» ENTRIES SUPPLIED
════

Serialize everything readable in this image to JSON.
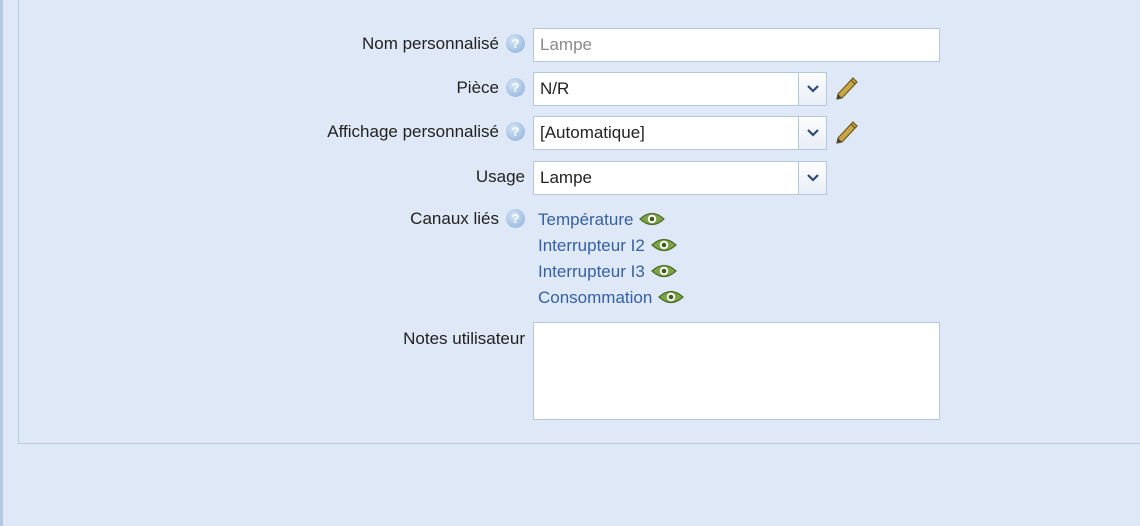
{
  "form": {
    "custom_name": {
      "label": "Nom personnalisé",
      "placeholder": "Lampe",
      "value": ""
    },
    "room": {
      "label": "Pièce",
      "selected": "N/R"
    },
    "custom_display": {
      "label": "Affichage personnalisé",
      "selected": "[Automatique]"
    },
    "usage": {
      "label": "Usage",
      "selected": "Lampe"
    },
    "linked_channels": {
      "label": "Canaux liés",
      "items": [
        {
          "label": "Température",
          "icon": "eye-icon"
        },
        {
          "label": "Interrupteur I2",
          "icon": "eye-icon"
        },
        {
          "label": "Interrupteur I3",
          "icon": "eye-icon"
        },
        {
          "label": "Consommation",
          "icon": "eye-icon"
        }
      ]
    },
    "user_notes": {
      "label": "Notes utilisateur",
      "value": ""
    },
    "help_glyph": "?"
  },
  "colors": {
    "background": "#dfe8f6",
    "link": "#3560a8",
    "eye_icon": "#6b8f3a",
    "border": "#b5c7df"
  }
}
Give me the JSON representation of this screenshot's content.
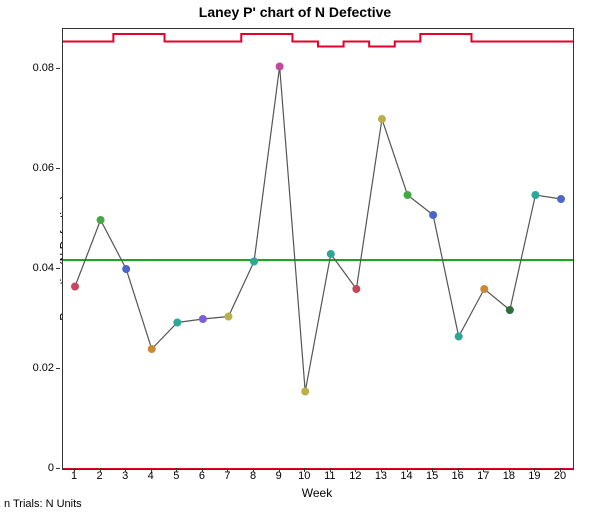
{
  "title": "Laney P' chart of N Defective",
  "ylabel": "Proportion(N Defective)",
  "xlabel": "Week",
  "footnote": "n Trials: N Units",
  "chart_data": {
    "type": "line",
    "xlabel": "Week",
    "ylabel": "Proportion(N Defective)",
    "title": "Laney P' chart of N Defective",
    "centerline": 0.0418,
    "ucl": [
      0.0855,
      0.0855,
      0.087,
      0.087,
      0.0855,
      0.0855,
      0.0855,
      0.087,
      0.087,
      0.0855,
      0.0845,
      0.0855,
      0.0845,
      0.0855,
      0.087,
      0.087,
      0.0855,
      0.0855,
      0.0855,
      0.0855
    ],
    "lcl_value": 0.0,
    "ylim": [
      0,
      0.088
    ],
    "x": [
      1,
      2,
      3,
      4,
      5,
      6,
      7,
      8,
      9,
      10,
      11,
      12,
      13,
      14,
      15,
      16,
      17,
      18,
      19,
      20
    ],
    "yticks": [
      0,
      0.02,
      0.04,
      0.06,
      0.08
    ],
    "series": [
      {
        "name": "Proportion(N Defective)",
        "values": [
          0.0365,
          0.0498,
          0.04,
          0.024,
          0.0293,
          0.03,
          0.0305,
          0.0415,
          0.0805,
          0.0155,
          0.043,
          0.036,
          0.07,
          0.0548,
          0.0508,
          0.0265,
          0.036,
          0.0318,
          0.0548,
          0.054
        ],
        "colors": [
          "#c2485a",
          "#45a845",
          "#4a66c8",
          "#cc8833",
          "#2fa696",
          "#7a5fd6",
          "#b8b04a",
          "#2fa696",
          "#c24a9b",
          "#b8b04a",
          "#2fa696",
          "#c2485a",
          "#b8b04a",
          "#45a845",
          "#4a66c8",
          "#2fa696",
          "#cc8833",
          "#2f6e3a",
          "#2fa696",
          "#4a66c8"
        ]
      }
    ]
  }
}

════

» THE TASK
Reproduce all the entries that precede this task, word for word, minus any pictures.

» TASK RESPONSE
Serialize everything readable in this image to JSON.
{
  "form": {
    "custom_name": {
      "label": "Nom personnalisé",
      "placeholder": "Lampe",
      "value": ""
    },
    "room": {
      "label": "Pièce",
      "selected": "N/R"
    },
    "custom_display": {
      "label": "Affichage personnalisé",
      "selected": "[Automatique]"
    },
    "usage": {
      "label": "Usage",
      "selected": "Lampe"
    },
    "linked_channels": {
      "label": "Canaux liés",
      "items": [
        {
          "label": "Température",
          "icon": "eye-icon"
        },
        {
          "label": "Interrupteur I2",
          "icon": "eye-icon"
        },
        {
          "label": "Interrupteur I3",
          "icon": "eye-icon"
        },
        {
          "label": "Consommation",
          "icon": "eye-icon"
        }
      ]
    },
    "user_notes": {
      "label": "Notes utilisateur",
      "value": ""
    },
    "help_glyph": "?"
  },
  "colors": {
    "background": "#dfe8f6",
    "link": "#3560a8",
    "eye_icon": "#6b8f3a",
    "border": "#b5c7df"
  }
}
Give me the JSON representation of this screenshot's content.
{
  "title": "Laney P' chart of N Defective",
  "ylabel": "Proportion(N Defective)",
  "xlabel": "Week",
  "footnote": "n Trials: N Units",
  "chart_data": {
    "type": "line",
    "xlabel": "Week",
    "ylabel": "Proportion(N Defective)",
    "title": "Laney P' chart of N Defective",
    "centerline": 0.0418,
    "ucl": [
      0.0855,
      0.0855,
      0.087,
      0.087,
      0.0855,
      0.0855,
      0.0855,
      0.087,
      0.087,
      0.0855,
      0.0845,
      0.0855,
      0.0845,
      0.0855,
      0.087,
      0.087,
      0.0855,
      0.0855,
      0.0855,
      0.0855
    ],
    "lcl_value": 0.0,
    "ylim": [
      0,
      0.088
    ],
    "x": [
      1,
      2,
      3,
      4,
      5,
      6,
      7,
      8,
      9,
      10,
      11,
      12,
      13,
      14,
      15,
      16,
      17,
      18,
      19,
      20
    ],
    "yticks": [
      0,
      0.02,
      0.04,
      0.06,
      0.08
    ],
    "series": [
      {
        "name": "Proportion(N Defective)",
        "values": [
          0.0365,
          0.0498,
          0.04,
          0.024,
          0.0293,
          0.03,
          0.0305,
          0.0415,
          0.0805,
          0.0155,
          0.043,
          0.036,
          0.07,
          0.0548,
          0.0508,
          0.0265,
          0.036,
          0.0318,
          0.0548,
          0.054
        ],
        "colors": [
          "#c2485a",
          "#45a845",
          "#4a66c8",
          "#cc8833",
          "#2fa696",
          "#7a5fd6",
          "#b8b04a",
          "#2fa696",
          "#c24a9b",
          "#b8b04a",
          "#2fa696",
          "#c2485a",
          "#b8b04a",
          "#45a845",
          "#4a66c8",
          "#2fa696",
          "#cc8833",
          "#2f6e3a",
          "#2fa696",
          "#4a66c8"
        ]
      }
    ]
  }
}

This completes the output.